First Person is a series of interviews with the first authors of a selection of papers published in Biology Open, helping researchers promote themselves alongside their papers. Julie Frion is first author on ‘ CRISPR/Cas9-mediated knockout of the ubiquitin variant UbKEKS reveals a role in regulating nucleolar structures and composition’, published in BiO. Julie is a PhD Student in the lab of Professor François-Michel Boisvert at PRAC-Université de Sherbrooke, Canada, studying a new protein encoded by what was previously thought to be a pseudogene.
Describe your scientific journey and your current research focus
I like to learn about all types of sciences except mathematics. For a while, I chose to keep my scientific profile versatile. My journey to molecular biology was forged based on my failures and my achievements in various fields. After high school, I studied to become a vet and… I failed miserably the entrance examination. But at the same time, I passed with flying colours the entrance examination for engineering school. So, I became an engineer in biotechnology with a specialization in therapeutic drug design. I tried several fields of research in molecular biology, mostly extremophiles bacteria and human cells. My journey is a fails-and-success story but I wouldn't trade it for anything.
I'm currently working on the characterization of a new protein that acts as a post-translational modification. The goal is to identify its functions in human cells.
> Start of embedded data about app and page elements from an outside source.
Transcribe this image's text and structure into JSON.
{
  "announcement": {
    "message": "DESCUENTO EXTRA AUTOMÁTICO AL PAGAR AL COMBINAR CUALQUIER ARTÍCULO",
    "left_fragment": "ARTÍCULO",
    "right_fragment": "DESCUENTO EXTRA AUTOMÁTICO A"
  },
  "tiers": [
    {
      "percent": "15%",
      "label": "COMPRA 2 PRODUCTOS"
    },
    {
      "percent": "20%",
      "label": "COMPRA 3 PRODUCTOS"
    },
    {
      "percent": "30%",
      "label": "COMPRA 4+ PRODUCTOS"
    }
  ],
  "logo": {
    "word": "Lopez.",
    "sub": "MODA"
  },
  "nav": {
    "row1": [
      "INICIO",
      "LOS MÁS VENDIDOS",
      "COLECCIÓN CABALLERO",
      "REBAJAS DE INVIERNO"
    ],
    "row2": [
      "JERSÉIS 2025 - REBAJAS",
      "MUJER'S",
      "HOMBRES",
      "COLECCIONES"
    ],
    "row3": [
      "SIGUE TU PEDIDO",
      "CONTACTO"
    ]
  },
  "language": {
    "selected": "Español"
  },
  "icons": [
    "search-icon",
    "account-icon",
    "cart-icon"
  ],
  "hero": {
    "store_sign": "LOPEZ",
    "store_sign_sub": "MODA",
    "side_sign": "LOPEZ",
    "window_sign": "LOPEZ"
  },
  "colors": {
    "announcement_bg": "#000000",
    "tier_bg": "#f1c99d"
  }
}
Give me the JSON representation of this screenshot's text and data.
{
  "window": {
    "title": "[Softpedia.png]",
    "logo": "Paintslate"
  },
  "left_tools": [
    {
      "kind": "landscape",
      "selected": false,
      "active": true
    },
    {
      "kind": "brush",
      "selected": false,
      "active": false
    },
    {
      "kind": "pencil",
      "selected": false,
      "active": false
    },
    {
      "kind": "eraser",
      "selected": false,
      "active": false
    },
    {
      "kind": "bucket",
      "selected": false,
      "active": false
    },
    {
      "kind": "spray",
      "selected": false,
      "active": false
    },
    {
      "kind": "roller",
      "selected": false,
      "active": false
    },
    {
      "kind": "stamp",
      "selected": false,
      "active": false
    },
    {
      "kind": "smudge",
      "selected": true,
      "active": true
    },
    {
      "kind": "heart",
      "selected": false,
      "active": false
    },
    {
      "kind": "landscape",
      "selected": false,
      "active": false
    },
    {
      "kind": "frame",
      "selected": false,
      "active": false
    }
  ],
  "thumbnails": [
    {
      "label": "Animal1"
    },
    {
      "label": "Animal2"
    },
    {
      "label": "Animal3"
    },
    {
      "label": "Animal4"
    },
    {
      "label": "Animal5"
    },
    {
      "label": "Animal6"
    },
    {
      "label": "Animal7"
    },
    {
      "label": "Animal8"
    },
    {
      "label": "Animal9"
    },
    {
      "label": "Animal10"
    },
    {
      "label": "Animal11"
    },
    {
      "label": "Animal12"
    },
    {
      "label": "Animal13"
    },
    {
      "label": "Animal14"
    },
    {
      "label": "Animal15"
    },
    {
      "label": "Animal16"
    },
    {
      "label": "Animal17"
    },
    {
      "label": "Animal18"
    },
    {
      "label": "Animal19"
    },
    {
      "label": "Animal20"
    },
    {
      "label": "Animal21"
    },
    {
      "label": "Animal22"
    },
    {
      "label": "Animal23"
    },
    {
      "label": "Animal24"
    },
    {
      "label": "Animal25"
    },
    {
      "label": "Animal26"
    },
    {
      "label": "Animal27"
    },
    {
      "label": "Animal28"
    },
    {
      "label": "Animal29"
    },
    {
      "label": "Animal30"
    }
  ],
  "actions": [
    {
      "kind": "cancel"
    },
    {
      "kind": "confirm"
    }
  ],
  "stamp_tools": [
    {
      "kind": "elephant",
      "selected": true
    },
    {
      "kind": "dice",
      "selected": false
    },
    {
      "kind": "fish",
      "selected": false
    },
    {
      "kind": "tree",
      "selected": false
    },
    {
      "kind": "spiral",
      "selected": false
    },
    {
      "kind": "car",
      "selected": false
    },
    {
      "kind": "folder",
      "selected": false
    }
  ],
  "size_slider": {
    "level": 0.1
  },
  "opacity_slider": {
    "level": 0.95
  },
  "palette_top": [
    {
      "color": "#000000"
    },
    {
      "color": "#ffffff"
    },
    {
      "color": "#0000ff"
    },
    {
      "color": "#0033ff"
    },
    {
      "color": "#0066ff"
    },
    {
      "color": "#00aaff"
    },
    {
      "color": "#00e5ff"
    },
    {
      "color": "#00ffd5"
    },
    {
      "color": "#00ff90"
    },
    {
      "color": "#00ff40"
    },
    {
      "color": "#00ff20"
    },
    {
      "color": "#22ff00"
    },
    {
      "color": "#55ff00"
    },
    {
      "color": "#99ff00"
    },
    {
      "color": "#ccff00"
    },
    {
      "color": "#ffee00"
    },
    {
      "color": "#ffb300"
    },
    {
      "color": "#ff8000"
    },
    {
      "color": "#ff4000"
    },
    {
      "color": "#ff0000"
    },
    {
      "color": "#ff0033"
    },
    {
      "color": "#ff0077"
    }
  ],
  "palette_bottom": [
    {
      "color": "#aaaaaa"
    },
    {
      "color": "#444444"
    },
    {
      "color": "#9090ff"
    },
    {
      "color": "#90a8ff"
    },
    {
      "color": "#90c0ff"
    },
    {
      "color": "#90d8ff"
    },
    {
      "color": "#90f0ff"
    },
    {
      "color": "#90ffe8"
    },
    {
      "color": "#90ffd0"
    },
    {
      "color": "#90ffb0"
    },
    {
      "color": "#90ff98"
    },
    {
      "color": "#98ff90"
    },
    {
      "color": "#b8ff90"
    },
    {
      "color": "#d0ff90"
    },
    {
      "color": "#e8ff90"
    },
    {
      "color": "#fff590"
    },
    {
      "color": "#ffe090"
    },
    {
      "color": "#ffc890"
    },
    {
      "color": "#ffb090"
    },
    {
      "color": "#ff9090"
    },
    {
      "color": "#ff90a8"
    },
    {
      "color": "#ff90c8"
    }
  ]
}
My journey is a fails-and-success story but I wouldn't trade it for anything.
Who or what inspired you to become a scientist?
I must admit that I was a very curious child, always asking questions about everything. Thankfully, my parents cultivated my curiosity by buying me kid books explaining natural phenomena and animal/bug biology. I was also an avid viewer of the French TV show “C'est pas Sorcier !” (Translated as “It's not rocket science!”). This show was huge at the time and I'm pretty sure it had an impact for many current French scientists of my age. In the end, all those things greatly contributed to my choice of becoming a scientist!
How would you explain the main finding of your paper?
In the human body, there are tiny molecules capable of binding different components inside our cells. By doing so, they mark the component with a specific signal which decide the future fate of the component. One of those tiny molecules is called ubiquitin: it is known to be the building block for complex signals. For example, think of ubiquitin as a letter of the alphabet: alone, it can be a word (=signal) on its own. Put several letters together and you can create more complex words (=signals). Basically, in the human cells, several units of ubiquitin can form many signals: each signal will specifically trigger a different fate for the marked component. In previous work, we identified the equivalent of a new letter, the molecule UbKEKS. Here, we investigated what type of signal can be formed by UbKEKS when it binds to components in a peculiar region of the human cell.
What are the potential implications of this finding for your field of research?
Our work is the first one to investigate the nucleolar functions of UbKEKS. By identifying the functions of the variant, we bring a new layer of regulation in the already complex ubiquitin language. This provides a more complete view for better understanding cellular mechanisms which are still obscure. More, if a significant role is found in the regulation of a key pathway, UbKEKS could become a new target for specific treatment.
Which part of this research project was the most rewarding?
After several months of optimization, obtaining nucleolar extracts with a sufficient purity level for mass spectrometry was definitely a win!
What do you enjoy most about being an early-career researcher?
The best part is the possibility to switch your field of research whenever you change projects. It truly helps to discover which field may or may not suit your expectations; plus it gives a great first-hand overview of all the available tools.
What piece of advice would you give to the next generation of researchers?
I would give two pieces of advice. The first one is more for students: it is OK to try (and potentially fail) several fields before finding one that you like and where you are good at. As long as you're staying curious and motivated, you'll be able to lift mountains. The second one is more for researchers starting their career and above. Never underestimate the need for scientific communication, no matter the medium used to do so. It is so important, as it creates a vocation for the youth and improves the general public's trust in sciences. With the events of the last few years, I'm convinced that providing people with tools to develop their critical thinking is crucial.
I'm convinced that providing people with tools to develop their critical thinking is crucial.
What's next for you?
The next step is my thesis defence. After that, who knows where the road will take me.
Julie Frion's contact details: PRAC-Université de Sherbrooke, 3201 rue Jean-Mignault, Sherbrooke QC J1E 4K8, Canada.